That's according to a new report from financial chatbot Charlie Finance, which surveyed over 500 single women (ages 18 to 40) across the continental U.S., Alaska and Hawaii. Forty-nine percent said they'd rather have the cash value of a ring to spend on whatever they want. That's especially true among older millennial women (ages 30 to 35). Within this age group, 56 percent said they'd rather take the money.
Women are putting a premium on finding partners who are financially responsible, the survey found. In fact, six in 10 women between the ages of 18 and 40 said they'd think twice before marrying someone with a large amount of debt.
"Women are looking for equality in the relationship. They don't want to have to take on more than their fair financial share," Dr. Jane Greer, a New York-based psychotherapist and relationship expert, tells CNBC Make It.

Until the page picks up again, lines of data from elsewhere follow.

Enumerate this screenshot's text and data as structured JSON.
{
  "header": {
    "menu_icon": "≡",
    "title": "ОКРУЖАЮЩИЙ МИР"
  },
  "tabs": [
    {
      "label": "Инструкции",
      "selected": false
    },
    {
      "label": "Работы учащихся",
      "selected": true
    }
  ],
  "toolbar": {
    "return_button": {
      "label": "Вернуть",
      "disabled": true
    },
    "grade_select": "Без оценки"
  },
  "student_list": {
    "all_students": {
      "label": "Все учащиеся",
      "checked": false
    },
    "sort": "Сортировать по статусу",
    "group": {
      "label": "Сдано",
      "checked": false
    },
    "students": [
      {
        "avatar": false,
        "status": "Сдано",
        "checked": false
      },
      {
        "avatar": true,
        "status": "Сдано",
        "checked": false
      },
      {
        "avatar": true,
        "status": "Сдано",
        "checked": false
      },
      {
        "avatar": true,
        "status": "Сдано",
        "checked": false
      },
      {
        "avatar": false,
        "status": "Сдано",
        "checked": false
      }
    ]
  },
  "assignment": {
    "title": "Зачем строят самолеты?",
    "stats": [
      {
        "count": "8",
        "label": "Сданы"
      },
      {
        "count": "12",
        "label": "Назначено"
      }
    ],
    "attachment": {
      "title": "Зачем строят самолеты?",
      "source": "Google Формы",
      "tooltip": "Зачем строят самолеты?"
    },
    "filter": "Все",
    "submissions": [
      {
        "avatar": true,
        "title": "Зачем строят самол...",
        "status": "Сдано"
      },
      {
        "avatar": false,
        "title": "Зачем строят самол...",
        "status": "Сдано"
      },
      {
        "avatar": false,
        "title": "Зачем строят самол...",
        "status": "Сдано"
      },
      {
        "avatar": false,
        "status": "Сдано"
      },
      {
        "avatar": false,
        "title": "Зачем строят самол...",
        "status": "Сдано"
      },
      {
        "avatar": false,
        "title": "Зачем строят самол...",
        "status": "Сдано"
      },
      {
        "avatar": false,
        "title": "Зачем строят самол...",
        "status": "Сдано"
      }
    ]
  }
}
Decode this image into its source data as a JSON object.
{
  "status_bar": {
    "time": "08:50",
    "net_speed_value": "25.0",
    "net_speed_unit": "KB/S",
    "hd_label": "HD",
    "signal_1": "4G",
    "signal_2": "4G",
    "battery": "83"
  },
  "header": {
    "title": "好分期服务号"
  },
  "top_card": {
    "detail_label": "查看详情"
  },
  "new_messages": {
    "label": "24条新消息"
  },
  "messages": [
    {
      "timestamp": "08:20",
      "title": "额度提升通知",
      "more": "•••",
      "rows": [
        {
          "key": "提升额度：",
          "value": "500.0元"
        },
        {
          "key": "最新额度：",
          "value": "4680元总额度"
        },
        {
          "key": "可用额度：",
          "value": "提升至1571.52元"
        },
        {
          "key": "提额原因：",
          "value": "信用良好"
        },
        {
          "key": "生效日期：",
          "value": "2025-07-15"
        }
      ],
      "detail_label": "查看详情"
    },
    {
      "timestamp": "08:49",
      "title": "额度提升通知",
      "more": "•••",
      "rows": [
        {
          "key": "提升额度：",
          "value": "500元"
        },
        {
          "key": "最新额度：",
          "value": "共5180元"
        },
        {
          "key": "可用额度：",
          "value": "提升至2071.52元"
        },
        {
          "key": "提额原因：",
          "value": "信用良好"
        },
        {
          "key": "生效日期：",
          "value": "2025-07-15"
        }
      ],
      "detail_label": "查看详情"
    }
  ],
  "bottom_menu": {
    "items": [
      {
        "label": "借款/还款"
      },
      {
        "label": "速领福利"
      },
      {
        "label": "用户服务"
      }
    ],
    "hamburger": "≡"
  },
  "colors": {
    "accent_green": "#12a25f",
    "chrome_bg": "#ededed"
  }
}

Women want partners who can carry their weight and help support them (and a potential family) financially, as well as emotionally, according to Greer. "I sometimes see [women] getting out of relationships when they find out [their partner] has debt," she says, adding that she often sees issues arise when one partner is having difficulties maintaining a job, forcing the woman into playing the breadwinner role.
It's best if each partner can financially hold their own; otherwise, women may avoid these connections, Greer says.